It’s not every day you have the chance to impact a community across the entire state. But for a group of nursing students last spring, it’s more often than most.
In the community and population health nursing class, small groups of students partner with local organizations for service-learning projects. They focus on helping vulnerable populations – such as individuals prone to health complications or facing food insecurity – in a sustainable way.
“This course takes students out of the classroom and into the field, giving them time for reflection while challenging preconceived notions of vulnerable populations,” said Jeannine Suter.
Suter is a clinical assistant professor in the School of Nursing and coordinator for the community and population health nursing lab course. “Working as a team towards a common goal allows nursing students to understand other perspectives while making a difference in their community,” she said.
This past spring, a group of senior nursing students collaborated with Terry Reilly and created a community resource flier. It lists organizations both in the local Boise area and rural Idaho that promote holistic well-being and identify education, preventative screenings and mental health resources for the LGBTQ+ community. Terry Reilly posted the students’ work on their website and promoted it statewide on their social media channels.

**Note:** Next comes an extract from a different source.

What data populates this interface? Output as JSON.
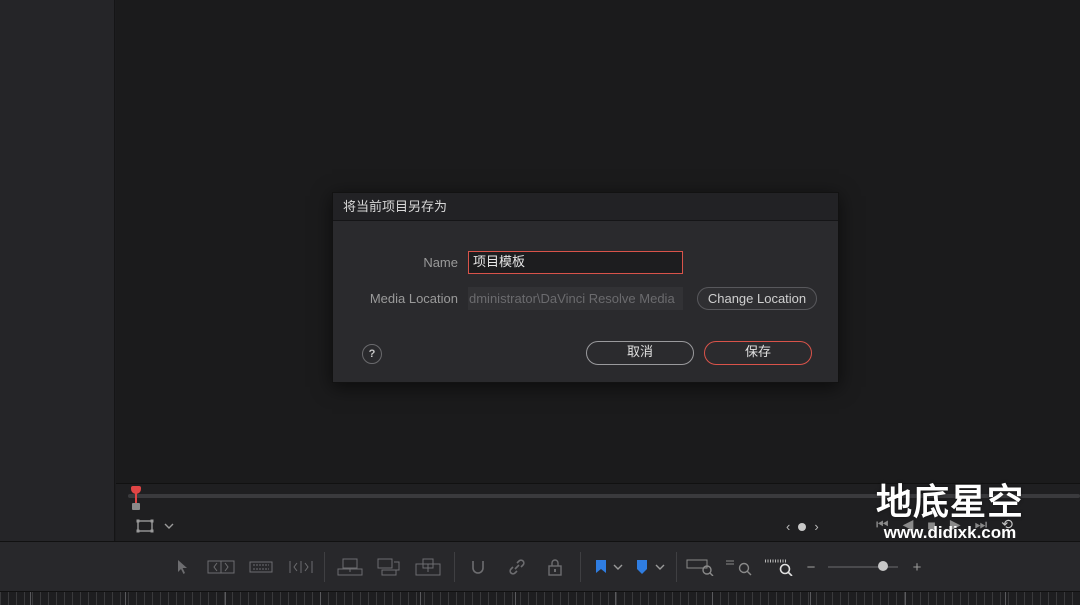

“Having nursing students collaborate with communities to impact upstream health behaviors – those positive health behaviors that can prevent chronic health issues – exemplifies the importance of community and population health nursing and its impact on the well-being of all individuals,” Suter said.
Jessica Bohart, a clinical education manager at Terry Reilly and the adjunct clinical instructor for the project, emphasized the significance of the students’ work.
“It’s important so that people understand that there are mental health resources available (at their fingertips), they’re not alone and that community health centers, like Terry Reilly, care about our community’s mental wellbeing,” Bohart said.
Before working with the students, Bohart said she connected with Terry Reilly’s stakeholders “to ensure that both the students and Terry Reilly (and Terry Reilly’s patients) would benefit from their project…and they did.”
“I loved being able to help guide and direct them in a way in which they can learn about their own thoughts and perspectives about mental health and community nursing, as well as others’ (stakeholders, patients, etc.) thoughts and perspectives,” she said.